If you were hoping for a boxelder fix, don’t despair. I’ve included photos from TreeLib. Don’t know TreeLib? It’s great. Blake and Nathan Wilson (father and son) provide descriptions and high-quality photos of 380+ tree species, free for non-commercial use. Blake is a dendrologist and photographer, Nathan a web designer. They’ve put together an elegant easy-to-use site.
“Trees are our silent partners, sensing us as we move about, providing shelter, offering us beauty, and nurturing and protecting the earth.” (TreeLib home page)
The Wilsons are Canadian, so Manitoba maple is the first common name listed for the tree we in the US call boxelder. But no problem—searching is based on scientific name, in this case, Acer negundosame genus as maples (because it is a maple! … more below). It’s also possible to browse TreeLib by common name.
Manitoba maple in British Columbia. Hard to imagine my scruffy boxelder looking like this!
Boxelder leaves are compound, with 3-7 leaflets. You can arrange them to show that boxelder is indeed a maple (one of Mike’s ranger tricks).
Convinced? (works better in real life)
Pendulous clusters of tiny male flowers.
Samaras—paired winged fruit, also known as keys.
Buds just like the ones I check each month, hoping for action.
TreeLib says boxelder “is one of the most widespread and adaptable of all North American trees” (emphasis added). I can believe it!

For more tree-following news, check out the April gathering kindly hosted by The Squirrelbasket. All are welcome join us! … more information here.


  1. At least you get some spring flowers although the tree isn't doing much.

    I really miss spring flowers. I loved them when I lived in the southern part of Sweden but sadly we don't have spring flowers in the north.

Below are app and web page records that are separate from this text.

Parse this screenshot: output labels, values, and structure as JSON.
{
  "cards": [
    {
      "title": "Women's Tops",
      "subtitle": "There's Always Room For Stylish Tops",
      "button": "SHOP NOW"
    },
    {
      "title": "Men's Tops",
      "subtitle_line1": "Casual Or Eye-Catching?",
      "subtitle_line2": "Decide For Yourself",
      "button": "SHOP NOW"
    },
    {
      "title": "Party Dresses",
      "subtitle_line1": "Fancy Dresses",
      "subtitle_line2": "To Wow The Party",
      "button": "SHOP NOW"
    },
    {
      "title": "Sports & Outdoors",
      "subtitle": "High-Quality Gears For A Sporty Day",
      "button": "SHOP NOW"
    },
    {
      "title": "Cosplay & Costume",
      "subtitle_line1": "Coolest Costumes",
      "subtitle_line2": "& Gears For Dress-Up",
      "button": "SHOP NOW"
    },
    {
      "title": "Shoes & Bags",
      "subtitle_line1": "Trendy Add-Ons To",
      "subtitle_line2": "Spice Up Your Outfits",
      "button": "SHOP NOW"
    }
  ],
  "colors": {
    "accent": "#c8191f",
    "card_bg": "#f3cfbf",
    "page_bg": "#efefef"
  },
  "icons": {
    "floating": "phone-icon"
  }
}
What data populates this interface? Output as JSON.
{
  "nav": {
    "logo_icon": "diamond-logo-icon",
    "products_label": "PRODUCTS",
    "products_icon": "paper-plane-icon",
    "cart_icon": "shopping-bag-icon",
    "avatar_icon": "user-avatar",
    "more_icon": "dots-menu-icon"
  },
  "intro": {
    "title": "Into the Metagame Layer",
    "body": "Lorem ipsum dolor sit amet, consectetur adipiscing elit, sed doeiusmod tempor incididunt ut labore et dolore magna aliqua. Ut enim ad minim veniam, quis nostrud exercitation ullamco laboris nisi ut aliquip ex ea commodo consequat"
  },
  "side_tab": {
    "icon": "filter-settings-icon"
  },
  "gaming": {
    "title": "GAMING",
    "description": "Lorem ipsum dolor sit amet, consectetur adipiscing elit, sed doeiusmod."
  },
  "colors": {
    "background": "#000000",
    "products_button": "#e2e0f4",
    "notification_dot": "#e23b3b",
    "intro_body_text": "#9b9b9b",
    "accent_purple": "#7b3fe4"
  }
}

    1. No spring flowers! -- that is sad. When I read your posts and comments about northern Sweden I realize we have little to complain about here

  2. Any signs of spring are welcome at this point! We are the objects of a ping-pong game between winter and spring here in the Midwest. Mother Nature is laughing as we get batted from 60F, warm, sunny, windless days to hail, snow, 60 mph winds, and 30sF...and back again for weeks in a row. Spring is always changeable, but this year the "colds" are colder than normal. Your poor little Boxelder! We have some in the woods here, and I have to do a double-take with the seedlings sometimes because they very much resemble poison ivy...which is also common in the woods. Enjoy the increasing advancement of springtime!

    1. That's is crazy weather, Beth! as we've discussed (FB). Interesting ... I can definitely see the resemblance to poison ivy

  3. Your tree is just waiting for warmer weather to leap into action!

  4. Another fascinating post!
    We have an Acer negundo in the park near me and until recently I always had trouble identifying it. I must remember that trick arranging the leaves to remind me it's a maple.
    I love the huge truck.
    And so many of your pretty little plants look like alpines, being so low-growing and seeming to thrive in dry and windy habitats. I can see why they called these daisies, just like those back home in Europe.
    All the best :)

    1. Pat, you make a good point about the "alpine" appearance of these plants. In fact, in some parts of the high desert here, vegetation looks a lot like alpine veg -- we even have a name for it "cushion plant communities".

  5. The spring parsley is fascinating. I was disappointed to find that having clicked on the photo I couldn't enlarge it further to see the flowers better.
    There's no way I would have imagined your box elder could grow into such a large and leafy tree. A shame really cos this will seal its doom.

    1. Lucy, sorry to hear about the click malfunction. Works on my browser (Chrome on laptop) but I do know that doesn't necessarily mean anything!!

  6. Nice post about your tree. I'm in late spring mode and forget that's not yet a thing for northern climes. I'll be interested in seeing your boxelder--out of its stick period--once your temps warm. As well, thanks for the link to Treelib--great website!

    1. ha ha, Tina, yes--very much a stick! I've seen it in leaf and it's very different. However, given our drought, it may not be so lush this year.